What to do -
Where a line of the records holds the string "this", copy that line.

[Items from an interface collection]

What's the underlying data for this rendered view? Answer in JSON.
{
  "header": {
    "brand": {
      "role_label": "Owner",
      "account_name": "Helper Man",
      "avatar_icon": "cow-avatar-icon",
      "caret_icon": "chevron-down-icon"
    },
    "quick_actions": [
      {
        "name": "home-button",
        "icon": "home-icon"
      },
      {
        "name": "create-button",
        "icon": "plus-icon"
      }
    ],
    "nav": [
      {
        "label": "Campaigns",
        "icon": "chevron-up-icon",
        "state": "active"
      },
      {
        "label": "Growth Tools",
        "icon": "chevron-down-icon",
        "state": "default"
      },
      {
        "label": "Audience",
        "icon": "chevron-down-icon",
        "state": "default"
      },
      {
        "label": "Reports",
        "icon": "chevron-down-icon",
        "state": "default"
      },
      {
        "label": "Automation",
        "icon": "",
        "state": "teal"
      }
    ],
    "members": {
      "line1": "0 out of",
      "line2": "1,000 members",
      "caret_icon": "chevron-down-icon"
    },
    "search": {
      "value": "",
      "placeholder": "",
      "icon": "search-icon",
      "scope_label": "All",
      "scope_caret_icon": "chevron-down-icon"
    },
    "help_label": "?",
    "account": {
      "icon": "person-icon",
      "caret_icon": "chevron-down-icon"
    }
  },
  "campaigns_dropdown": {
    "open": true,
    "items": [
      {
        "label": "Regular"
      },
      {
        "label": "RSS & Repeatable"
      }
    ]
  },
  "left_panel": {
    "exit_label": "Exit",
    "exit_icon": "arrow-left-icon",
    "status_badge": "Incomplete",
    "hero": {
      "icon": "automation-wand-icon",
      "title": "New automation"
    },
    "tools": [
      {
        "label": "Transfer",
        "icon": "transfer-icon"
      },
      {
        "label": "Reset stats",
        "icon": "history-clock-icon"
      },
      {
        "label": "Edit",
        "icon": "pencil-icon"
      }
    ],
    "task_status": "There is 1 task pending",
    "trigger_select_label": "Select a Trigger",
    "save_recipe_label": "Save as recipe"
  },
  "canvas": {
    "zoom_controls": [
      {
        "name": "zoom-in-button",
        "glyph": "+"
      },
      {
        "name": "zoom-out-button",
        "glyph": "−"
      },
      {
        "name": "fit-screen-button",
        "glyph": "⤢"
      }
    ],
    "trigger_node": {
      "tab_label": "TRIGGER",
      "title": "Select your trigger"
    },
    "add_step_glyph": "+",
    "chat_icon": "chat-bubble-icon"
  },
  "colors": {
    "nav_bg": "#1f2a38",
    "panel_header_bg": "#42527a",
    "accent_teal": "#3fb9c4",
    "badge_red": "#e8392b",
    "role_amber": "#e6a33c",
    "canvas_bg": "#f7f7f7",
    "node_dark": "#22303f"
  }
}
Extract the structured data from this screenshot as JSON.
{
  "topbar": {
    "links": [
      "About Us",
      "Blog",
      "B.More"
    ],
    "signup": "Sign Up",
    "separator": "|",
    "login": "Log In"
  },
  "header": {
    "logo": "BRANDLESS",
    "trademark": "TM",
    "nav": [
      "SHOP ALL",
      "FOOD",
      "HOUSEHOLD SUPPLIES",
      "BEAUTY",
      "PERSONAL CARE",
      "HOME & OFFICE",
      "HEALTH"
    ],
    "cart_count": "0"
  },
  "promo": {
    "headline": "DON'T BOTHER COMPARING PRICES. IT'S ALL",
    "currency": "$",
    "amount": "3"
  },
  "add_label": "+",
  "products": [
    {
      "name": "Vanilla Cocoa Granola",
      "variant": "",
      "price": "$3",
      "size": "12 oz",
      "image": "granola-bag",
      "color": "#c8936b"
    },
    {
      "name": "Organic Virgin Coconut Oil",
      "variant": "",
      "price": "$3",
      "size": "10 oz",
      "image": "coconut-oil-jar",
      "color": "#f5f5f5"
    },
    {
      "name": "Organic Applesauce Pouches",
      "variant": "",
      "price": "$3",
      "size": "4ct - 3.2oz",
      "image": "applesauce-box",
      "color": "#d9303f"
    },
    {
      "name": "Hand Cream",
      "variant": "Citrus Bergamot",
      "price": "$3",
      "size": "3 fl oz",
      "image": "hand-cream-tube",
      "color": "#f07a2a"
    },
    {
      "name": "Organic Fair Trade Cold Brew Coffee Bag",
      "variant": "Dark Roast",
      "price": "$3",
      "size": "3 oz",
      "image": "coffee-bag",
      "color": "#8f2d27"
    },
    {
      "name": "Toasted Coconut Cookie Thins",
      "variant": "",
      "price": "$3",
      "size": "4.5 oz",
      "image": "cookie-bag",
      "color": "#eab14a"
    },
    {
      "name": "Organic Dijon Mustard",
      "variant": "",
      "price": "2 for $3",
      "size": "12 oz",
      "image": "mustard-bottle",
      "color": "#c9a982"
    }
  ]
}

Solution to the problem -
What's the underlying data for this rendered view? Answer in JSON.
Extract the structured data from this screenshot as JSON.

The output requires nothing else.